the streets and cute and clean. But like all of the Netherlands, it just feels as if they said "OK, that's it." and stopped developing in the late 1970s. Even the dozens of head shops and coffee shops look dated.
I had some bad herring--since it's a local specialy, and very unusual for me was so disheartened by the other food choices and dejected looking breads and pastries downtown that I ended up having dinner at the Burger King back at the airport. A big plus in Schipol is that they have confy
chairs and places to stretch out and sleep on the 2nd level, so I got in a couple fo hours of sleep before getting on the Kenia Airlines flight [note: they can also serve decent food]. Some more iPhoning, but rather little sleep since the guy next to me flipped every switch on his seat and the entertainment system every minute. I get being nervous about flying, but I dearly wanted to give him some sleeping pills.
Kenia is--like India--very much a former English colony. In other words, the bureaucracy is mind boggling. To count:
1--fill out landing card on the plane
2--fill out 2 page health questionnaire at the airport
3--turn in health questionnaire after folding and ripping off the lower
two inches which instruct you to give it to a doctor in case you get
hospitalized with swine flu.
4--fill out 2 page visa application with the same info you put in the
landing card and line up to give both to the immigration officer
5--watch immigration officer 1 type it into computer
6--watch immigration officer 2 copy it off the computer into a paper
ledger by hand
8--watch IO3 write a receipt while IO2 enters the $25 payment into a ledger
9--watch IO1 copy your information of the computer screen into the
visa sticker by hand
10--watch IO2 copy the visa number and expiration date into another ledger
Well, at least everyone is employed.
Now, with all the stories and warnings about Nairobi ("MOST VIOLENT TOWN IN AFRICA!!! IF YOU WALK ALONE, YOU WILL DIE!!!") I was a bit apprehensive, but 5 minutes into the taxi ride to the hotel the only thing that came to mind was "This is so much less of a clusterfuck
than Delhi". The traffic was obviously at a standstill, but nobody slept on the highway, only a few hawkers weaved between the cars, there were no cows, rikshaws, or ox carts on the road, and drivers rarely used their horns. On the other hand, it lacks the frenetic energy that's part of the fun of visiting India. Everyone I met in Kenya is very laid back. I'd liked to have seen more, but after checking into the hotel, I basically passed out in my room.

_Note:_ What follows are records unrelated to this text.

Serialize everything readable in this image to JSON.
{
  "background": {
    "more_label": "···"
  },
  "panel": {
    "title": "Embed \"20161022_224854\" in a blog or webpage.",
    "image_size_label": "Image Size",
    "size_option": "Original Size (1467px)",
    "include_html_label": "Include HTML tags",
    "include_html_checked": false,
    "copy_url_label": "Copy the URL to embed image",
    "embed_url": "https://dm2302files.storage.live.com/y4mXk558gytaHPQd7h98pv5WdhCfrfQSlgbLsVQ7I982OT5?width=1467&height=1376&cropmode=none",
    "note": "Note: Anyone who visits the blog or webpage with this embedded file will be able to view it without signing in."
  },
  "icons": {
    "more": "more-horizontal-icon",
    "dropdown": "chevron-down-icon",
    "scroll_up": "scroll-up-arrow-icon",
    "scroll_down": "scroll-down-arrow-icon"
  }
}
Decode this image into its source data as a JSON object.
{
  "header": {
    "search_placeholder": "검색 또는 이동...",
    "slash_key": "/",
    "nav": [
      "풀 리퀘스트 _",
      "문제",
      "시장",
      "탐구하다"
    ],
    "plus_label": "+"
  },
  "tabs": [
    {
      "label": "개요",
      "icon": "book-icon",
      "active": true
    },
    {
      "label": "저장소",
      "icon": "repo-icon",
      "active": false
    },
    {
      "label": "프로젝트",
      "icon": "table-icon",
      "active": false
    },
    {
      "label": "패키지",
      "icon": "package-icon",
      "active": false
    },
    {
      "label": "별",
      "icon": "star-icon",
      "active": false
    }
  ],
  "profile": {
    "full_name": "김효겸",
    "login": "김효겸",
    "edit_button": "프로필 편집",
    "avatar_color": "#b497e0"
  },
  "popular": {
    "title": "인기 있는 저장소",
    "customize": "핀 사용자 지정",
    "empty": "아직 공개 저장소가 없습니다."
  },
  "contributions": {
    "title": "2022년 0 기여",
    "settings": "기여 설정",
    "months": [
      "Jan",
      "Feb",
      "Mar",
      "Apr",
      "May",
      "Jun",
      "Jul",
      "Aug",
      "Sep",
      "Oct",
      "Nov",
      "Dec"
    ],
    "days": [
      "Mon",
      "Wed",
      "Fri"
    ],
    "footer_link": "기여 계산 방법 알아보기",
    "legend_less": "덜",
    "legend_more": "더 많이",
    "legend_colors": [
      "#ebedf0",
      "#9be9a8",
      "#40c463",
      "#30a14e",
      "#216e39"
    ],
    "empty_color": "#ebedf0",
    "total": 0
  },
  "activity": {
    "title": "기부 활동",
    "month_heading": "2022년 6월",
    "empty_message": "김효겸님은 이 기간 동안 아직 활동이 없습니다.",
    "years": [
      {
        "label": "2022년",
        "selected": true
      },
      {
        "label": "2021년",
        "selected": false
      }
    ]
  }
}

In the evening our group met, had a very decent dinner--including terrific Kofta Curry for me, and discovered to our delight that beer is less then $2 a pint. Both recurring themes for
the rest of the trip. Due to the large Indian community, many cooks turn out amazing Indian or Indian inspired foods.